    Free, publicly-accessible full text available May 5, 2023
  2. Quantum spin liquids, exotic phases of matter with topological order, have been a major focus in physics for the past several decades. Such phases feature long-range quantum entanglement that can potentially be exploited to realize robust quantum computation. We used a 219-atom programmable quantum simulator to probe quantum spin liquid states. In our approach, arrays of atoms were placed on the links of a kagome lattice, and evolution under Rydberg blockade created frustrated quantum states with no local order. The onset of a quantum spin liquid phase of the paradigmatic toric code type was detected by using topological string operators that provide direct signatures of topological order and quantum correlations. Our observations enable the controlled experimental exploration of topological matter and protected quantum information processing.

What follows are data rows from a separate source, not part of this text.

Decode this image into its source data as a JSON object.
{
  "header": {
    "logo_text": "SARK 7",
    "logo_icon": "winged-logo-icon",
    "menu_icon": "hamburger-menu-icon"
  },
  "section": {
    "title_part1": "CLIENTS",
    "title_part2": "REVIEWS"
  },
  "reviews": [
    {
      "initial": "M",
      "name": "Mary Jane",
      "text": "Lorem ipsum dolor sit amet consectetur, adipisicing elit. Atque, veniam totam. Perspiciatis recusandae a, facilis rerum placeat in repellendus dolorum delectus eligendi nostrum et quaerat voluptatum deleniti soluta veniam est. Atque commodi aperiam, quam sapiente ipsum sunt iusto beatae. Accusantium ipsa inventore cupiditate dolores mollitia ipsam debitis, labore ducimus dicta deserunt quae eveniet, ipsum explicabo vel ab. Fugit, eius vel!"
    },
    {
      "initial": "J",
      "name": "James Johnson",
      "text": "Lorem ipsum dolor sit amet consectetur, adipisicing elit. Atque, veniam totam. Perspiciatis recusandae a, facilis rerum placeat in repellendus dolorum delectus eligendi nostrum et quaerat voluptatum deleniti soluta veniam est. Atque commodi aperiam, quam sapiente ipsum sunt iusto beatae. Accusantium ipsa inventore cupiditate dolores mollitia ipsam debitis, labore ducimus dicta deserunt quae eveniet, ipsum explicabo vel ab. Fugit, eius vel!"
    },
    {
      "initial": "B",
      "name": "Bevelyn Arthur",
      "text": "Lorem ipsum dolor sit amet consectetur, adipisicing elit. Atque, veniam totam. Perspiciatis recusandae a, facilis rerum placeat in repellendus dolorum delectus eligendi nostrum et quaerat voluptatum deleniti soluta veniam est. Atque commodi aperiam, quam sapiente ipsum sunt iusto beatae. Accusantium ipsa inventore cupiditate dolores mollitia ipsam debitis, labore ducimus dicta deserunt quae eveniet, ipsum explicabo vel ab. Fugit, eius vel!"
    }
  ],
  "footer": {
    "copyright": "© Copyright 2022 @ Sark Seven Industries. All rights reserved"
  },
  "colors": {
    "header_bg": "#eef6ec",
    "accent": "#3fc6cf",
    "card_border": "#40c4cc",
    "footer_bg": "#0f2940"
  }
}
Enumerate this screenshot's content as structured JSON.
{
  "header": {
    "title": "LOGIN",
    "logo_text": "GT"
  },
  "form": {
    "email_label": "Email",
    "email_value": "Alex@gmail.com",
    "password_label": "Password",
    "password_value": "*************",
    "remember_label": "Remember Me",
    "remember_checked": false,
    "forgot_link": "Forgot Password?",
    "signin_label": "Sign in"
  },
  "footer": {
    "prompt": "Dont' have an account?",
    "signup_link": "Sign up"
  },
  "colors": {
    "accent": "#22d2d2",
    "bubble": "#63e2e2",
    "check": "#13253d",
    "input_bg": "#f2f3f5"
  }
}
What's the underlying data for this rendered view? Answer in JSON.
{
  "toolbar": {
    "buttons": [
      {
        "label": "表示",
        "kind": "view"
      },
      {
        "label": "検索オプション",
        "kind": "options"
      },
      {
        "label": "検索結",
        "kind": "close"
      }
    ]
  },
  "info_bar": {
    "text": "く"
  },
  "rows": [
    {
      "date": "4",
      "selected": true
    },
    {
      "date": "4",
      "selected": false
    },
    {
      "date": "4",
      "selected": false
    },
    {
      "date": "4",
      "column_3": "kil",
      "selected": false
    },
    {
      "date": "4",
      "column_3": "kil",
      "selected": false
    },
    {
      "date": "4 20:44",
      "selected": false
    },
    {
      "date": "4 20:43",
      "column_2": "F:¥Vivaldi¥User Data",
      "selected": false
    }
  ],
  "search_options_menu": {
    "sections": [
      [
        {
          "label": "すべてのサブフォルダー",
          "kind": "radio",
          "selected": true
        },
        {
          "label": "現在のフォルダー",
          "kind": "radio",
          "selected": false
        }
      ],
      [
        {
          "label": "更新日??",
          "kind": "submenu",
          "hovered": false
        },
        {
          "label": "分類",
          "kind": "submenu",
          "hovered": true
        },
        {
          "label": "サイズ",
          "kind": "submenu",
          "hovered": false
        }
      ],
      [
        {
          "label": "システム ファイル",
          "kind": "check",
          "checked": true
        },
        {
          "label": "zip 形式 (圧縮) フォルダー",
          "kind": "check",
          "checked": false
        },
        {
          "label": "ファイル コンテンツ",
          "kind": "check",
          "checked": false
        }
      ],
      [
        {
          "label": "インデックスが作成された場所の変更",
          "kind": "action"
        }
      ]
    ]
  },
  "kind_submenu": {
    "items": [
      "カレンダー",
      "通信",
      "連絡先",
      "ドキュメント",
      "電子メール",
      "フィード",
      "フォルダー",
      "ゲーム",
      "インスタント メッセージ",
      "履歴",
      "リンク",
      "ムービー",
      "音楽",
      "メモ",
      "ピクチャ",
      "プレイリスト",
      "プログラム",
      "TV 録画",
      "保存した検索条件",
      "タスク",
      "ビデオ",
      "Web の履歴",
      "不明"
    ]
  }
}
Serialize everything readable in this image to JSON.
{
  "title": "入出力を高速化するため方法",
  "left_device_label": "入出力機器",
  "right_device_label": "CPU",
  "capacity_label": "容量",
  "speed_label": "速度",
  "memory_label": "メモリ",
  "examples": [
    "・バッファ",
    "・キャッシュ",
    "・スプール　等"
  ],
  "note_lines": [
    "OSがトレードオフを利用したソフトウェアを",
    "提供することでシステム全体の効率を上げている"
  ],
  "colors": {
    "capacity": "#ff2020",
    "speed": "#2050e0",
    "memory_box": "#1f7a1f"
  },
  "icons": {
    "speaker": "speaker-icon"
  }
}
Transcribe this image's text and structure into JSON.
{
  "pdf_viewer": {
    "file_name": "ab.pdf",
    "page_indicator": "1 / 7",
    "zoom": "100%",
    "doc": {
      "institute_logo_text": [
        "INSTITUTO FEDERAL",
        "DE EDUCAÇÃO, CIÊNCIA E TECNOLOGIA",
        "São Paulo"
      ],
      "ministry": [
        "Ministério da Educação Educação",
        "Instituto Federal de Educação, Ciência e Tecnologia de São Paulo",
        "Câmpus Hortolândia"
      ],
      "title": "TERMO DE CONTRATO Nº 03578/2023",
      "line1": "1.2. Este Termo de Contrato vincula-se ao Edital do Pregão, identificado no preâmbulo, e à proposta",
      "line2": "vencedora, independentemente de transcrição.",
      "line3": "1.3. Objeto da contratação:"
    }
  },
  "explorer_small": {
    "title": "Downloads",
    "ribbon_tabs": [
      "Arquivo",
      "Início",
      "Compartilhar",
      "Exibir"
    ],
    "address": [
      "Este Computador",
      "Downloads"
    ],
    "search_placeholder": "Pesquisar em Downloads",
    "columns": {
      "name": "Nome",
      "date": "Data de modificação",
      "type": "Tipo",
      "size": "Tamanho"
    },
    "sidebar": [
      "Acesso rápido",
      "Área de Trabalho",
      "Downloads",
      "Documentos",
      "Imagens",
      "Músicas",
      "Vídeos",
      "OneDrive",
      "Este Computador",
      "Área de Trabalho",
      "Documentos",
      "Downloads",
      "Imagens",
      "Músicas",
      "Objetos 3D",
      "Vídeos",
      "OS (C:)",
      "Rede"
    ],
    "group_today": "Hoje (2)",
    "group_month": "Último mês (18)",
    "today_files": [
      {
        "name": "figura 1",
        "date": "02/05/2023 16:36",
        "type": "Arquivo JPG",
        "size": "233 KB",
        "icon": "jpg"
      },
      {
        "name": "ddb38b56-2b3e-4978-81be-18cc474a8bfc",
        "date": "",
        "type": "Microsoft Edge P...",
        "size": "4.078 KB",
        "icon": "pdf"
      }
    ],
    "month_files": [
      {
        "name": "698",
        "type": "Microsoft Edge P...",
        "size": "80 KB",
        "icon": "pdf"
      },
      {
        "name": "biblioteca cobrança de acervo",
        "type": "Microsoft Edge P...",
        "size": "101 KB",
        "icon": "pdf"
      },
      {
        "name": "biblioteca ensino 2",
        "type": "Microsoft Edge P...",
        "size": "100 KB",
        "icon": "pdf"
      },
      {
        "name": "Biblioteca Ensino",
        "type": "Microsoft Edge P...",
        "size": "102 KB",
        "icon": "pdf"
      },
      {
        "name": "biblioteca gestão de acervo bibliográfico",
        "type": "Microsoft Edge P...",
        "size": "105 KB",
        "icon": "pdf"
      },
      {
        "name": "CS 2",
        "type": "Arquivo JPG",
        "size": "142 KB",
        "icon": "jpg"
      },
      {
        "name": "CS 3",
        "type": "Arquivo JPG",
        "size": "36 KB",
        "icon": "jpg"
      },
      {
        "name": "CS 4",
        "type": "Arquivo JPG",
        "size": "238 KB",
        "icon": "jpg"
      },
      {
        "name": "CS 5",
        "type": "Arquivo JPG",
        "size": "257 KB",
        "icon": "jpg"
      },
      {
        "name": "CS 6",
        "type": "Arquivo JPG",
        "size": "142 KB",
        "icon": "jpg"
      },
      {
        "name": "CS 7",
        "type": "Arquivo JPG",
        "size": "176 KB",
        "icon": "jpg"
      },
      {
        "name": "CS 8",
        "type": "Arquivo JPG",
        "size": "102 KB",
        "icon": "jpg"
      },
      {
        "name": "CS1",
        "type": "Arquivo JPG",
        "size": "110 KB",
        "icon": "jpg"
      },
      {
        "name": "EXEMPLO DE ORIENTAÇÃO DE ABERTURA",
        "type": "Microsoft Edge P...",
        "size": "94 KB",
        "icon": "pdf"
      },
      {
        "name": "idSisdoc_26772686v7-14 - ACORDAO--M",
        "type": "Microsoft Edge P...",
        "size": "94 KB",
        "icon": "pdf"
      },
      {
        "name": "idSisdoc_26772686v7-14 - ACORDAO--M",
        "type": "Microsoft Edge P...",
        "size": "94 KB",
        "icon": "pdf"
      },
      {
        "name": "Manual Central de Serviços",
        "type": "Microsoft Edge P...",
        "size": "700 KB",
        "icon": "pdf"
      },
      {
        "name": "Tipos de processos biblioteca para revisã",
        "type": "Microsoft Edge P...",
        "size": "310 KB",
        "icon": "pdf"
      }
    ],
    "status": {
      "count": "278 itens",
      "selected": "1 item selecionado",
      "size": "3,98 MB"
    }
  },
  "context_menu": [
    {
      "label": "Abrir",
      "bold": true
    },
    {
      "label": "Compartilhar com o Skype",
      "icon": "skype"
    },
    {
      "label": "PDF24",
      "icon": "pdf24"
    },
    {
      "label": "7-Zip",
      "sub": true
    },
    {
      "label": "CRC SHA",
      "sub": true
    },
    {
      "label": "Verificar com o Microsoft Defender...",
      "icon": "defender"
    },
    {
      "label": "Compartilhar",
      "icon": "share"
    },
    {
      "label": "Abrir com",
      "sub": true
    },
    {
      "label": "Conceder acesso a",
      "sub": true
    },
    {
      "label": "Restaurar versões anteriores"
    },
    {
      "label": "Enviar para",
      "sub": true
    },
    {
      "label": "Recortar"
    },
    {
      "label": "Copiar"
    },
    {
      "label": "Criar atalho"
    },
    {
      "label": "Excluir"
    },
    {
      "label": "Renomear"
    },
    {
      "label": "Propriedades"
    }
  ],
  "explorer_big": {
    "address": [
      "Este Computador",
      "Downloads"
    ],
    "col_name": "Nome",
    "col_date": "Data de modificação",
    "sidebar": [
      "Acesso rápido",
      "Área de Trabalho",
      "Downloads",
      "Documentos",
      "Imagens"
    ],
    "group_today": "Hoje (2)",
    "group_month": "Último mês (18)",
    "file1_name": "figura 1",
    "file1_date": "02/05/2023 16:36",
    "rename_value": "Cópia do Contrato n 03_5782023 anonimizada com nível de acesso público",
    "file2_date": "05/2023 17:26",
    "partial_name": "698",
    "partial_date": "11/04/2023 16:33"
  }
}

  3. Quantum entanglement involving coherent superpositions of macroscopically distinct states is among the most striking features of quantum theory, but its realization is challenging because such states are extremely fragile. Using a programmable quantum simulator based on neutral atom arrays with interactions mediated by Rydberg states, we demonstrate the creation of “Schrödinger cat” states of the Greenberger-Horne-Zeilinger (GHZ) type with up to 20 qubits. Our approach is based on engineering the energy spectrum and using optimal control of the many-body system. We further demonstrate entanglement manipulation by using GHZ states to distribute entanglement to distant sites in the array, establishing important ingredients for quantum information processing and quantum metrology.